Earls is the RBS Six Nations' top try- scorer with three and will be Scotland's main concern when the wooden spoon contenders arrive in Dublin on Saturday.
The 22-year-old Munster back, whose strike rate stands at six tries in nine matches, has played at full-back, winger and outside centre.
On Saturday he will once again fill the number 11 jersey from where he has caused so much damage this championship, but Earls hopes to eventually move up the three-quarter line.
"I'm enjoying playing in the wing but I also liked playing at 13 with Munster before I joined up with Ireland," he said.
"The full-back thing has slipped away.
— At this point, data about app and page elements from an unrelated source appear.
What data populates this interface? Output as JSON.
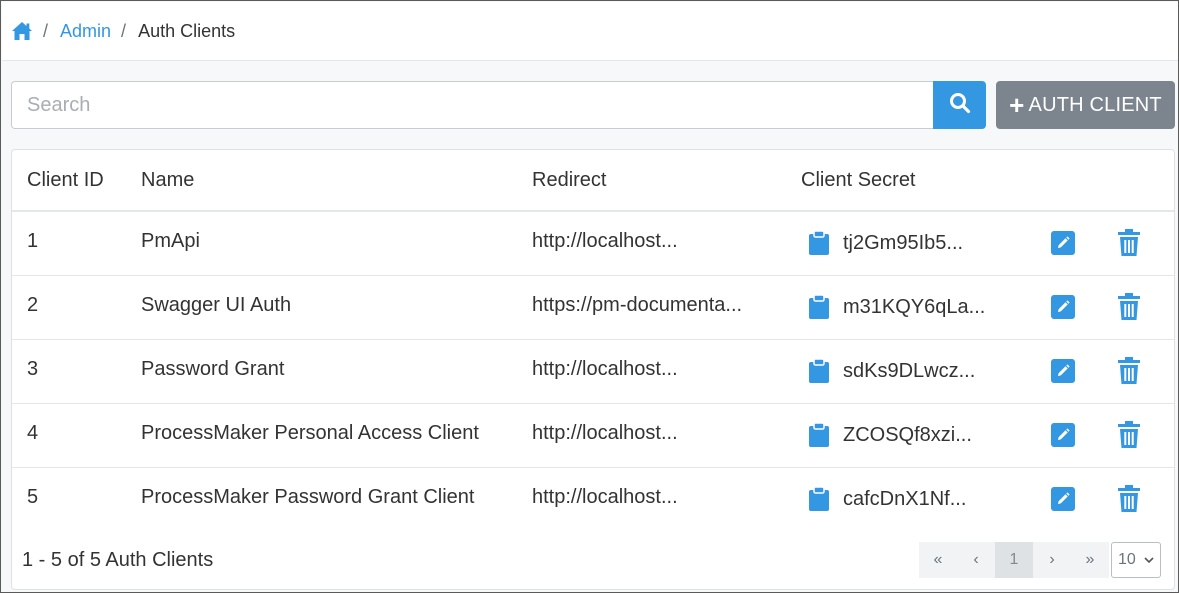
{
  "breadcrumb": {
    "home_icon": "home-icon",
    "items": [
      "Admin",
      "Auth Clients"
    ]
  },
  "search": {
    "placeholder": "Search",
    "value": ""
  },
  "toolbar": {
    "add_label": "AUTH CLIENT"
  },
  "table": {
    "columns": [
      "Client ID",
      "Name",
      "Redirect",
      "Client Secret"
    ],
    "rows": [
      {
        "id": "1",
        "name": "PmApi",
        "redirect": "http://localhost...",
        "secret": "tj2Gm95Ib5..."
      },
      {
        "id": "2",
        "name": "Swagger UI Auth",
        "redirect": "https://pm-documenta...",
        "secret": "m31KQY6qLa..."
      },
      {
        "id": "3",
        "name": "Password Grant",
        "redirect": "http://localhost...",
        "secret": "sdKs9DLwcz..."
      },
      {
        "id": "4",
        "name": "ProcessMaker Personal Access Client",
        "redirect": "http://localhost...",
        "secret": "ZCOSQf8xzi..."
      },
      {
        "id": "5",
        "name": "ProcessMaker Password Grant Client",
        "redirect": "http://localhost...",
        "secret": "cafcDnX1Nf..."
      }
    ]
  },
  "footer": {
    "summary": "1 - 5 of 5 Auth Clients",
    "pager": {
      "first": "«",
      "prev": "‹",
      "current": "1",
      "next": "›",
      "last": "»"
    },
    "per_page": "10"
  },
  "colors": {
    "accent": "#3397e1",
    "secondary_button": "#7c858e"
  }
}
Hopefully in the future I'll be 13.
"I was a bit concerned by my versatility a few months back -- I don't want the number 22 jersey.
"Luke Fitzgerald's injury gave me a chance on the left wing, while if Gordon D'Arcy or Brian O'Driscoll go off for Ireland, I can slot in at 13."
Earls explains his emergence as a ruthless finisher at Test level by his growing comfort within the squad, leading to his stellar display in Saturday's 27-12 victory over Wales.
"I'm happy with my strike rate. It's over 50pc which is great," he said.
"I feel like I've settled in now. I'm that bit more confident around the squad.
"It's good to be playing well and to be a regular this season. I'm more relaxed and there's a good buzz in training.
"I really enjoyed the Wales match. It was a great game to be involved in, especially after last year when it was a Grand Slam decider. There's a big rivalry between us so to get two tries and beat them the way we did was great.
"It was definitely my best game for Ireland. It was a big game in a major tournament so it was good to get on the scoreboard."
Ireland will claim their fifth Triple Crown in seven years if they beat the Scots, but Earls has been reminded of the lean years.
Before 2004, Ireland had completed the clean sweep of the home unions on just five occasions with gaps of 49 and 33 years dividing other vintage seasons.
"To be in the position of challenging for a Triple Crown is surreal," he said.
"My father remembers 1985 and now I have a chance to go down in history as well. It's a brilliant feeling but it will be a tough day.
"The Triple Crown means a lot to (coach) Declan Kidney and the players.
"We'd be the best of the home nations and that's still a great achievement."